Now that I Dream Of Wires, the seminal modular synthesis documentary, has made it to Netflix in some regions, this seems like a good time to re-examine some of the extended interviews with the artists who appear in the film.
Many of us are familiar with the Hardcore Edition of the I Dream Of Wires, a 4 hour long compendium of the history of modular synthesis and its modern resurgence with the Eurorack format. The Netflix cut comes in at a much more concise 102 minutes, omitting some segments, but tantalizing a new, uninitiated set with the wizardry of modular synth.
Fortunately for Netflix viewers, the I Dream Of Wires team has maintained a video page with extended interviews with some of the interesting characters who appear in the film.
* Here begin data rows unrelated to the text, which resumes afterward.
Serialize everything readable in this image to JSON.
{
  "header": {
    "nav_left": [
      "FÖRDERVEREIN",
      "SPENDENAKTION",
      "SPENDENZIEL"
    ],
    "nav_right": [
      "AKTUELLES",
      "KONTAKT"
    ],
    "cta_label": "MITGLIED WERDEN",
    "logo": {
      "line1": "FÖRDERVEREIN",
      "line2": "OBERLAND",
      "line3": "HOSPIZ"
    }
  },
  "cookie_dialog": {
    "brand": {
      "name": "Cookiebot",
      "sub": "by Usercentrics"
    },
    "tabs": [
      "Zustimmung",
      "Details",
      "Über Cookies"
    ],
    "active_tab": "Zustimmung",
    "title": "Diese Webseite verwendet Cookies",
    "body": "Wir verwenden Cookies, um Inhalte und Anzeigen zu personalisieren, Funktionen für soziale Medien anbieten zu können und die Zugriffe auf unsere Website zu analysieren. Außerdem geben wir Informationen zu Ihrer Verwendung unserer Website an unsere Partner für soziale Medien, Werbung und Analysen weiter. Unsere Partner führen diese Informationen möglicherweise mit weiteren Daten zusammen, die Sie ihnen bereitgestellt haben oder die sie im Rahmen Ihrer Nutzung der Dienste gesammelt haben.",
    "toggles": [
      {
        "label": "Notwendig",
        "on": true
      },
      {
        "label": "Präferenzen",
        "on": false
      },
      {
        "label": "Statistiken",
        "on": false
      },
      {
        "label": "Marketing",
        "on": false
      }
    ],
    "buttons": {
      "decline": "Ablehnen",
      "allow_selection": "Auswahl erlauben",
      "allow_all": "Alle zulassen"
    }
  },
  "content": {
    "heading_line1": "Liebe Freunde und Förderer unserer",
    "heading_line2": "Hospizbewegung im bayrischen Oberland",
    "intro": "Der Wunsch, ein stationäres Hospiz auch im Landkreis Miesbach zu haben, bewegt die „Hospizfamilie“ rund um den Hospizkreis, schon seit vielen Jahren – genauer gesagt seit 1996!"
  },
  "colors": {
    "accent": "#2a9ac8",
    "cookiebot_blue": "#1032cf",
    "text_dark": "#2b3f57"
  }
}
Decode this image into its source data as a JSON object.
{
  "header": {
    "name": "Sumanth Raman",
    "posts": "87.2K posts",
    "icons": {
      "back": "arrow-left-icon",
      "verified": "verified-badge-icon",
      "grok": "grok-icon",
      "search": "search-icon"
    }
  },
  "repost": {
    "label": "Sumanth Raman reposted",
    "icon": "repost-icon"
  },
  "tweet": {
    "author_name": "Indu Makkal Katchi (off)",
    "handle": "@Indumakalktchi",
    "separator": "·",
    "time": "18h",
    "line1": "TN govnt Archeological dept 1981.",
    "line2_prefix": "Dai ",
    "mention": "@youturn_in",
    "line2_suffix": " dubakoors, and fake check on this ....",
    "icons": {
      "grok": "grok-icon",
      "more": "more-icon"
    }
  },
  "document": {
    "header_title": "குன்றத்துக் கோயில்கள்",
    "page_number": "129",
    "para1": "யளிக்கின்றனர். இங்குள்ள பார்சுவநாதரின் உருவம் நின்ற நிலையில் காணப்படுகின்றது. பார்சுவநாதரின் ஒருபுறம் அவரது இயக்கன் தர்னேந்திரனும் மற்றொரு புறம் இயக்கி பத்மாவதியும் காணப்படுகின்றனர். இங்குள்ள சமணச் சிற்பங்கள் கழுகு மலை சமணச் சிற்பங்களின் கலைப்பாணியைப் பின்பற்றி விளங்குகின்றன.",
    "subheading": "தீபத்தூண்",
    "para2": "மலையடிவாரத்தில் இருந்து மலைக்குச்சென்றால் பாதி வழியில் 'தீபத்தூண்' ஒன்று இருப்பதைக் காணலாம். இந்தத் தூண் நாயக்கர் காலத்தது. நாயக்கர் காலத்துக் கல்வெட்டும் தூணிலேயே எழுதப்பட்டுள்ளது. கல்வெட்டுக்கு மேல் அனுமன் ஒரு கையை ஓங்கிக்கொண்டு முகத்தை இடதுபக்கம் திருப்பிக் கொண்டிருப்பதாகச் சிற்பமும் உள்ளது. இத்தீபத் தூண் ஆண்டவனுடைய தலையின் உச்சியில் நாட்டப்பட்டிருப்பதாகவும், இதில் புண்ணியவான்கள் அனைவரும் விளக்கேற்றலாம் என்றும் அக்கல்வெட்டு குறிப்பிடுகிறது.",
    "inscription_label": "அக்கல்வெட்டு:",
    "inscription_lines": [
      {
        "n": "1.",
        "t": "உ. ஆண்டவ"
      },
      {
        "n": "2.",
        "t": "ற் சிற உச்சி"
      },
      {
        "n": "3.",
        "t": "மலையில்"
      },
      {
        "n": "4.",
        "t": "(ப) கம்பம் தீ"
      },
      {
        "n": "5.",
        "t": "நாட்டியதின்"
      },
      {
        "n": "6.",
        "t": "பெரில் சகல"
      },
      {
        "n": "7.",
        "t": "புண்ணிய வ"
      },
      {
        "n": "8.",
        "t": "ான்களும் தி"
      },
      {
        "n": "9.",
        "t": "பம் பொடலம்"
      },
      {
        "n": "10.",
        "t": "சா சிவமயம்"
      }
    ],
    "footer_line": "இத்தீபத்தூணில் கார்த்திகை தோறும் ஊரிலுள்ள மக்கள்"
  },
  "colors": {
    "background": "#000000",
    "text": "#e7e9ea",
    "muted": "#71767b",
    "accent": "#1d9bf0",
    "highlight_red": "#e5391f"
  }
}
Above is the clip which features Nine Inch Nails creator, Trent Reznor and his collaborator and synth fanatic, Alessandro Cortini (check out more about Alessandro’s most recent release here), discussing their love affair with analog modular gear as well as Trent’s notable disgust with the digital gear revolution of the 80’s.
Another featured artist that viewers will want to spend more time with is Los Angeles native, Drumcell, who, with his partners in Droid Behavior, has fostered of the most revered underground techno scenes in the United States. A master of many disciplines, Drumcell tours relentlessly while releasing new experimental work on a regular basis with his label Droid Recordings. One of the people to introduce myself to the Eurorack modular world, Drumcell has some inspiring stories about his own initiation into the electronic music world. Some other important artists who appear include Richard Devine, Carl Craig and Cyrus Rex, who was a guest at one of this past summer’s CNTRPNT events.
There are, of course, criticisms of I Dream Of Wires among some particularly persnickety modular purists. No film of reasonable length could consume the multitude of stories and names that are wrapped into the history of modular synthesis and electronic music. But I Dream Of Wires presents a fairly comprehensive exploration of this history, and will inevitably lead viewers to a deeper understanding of what it is that we do.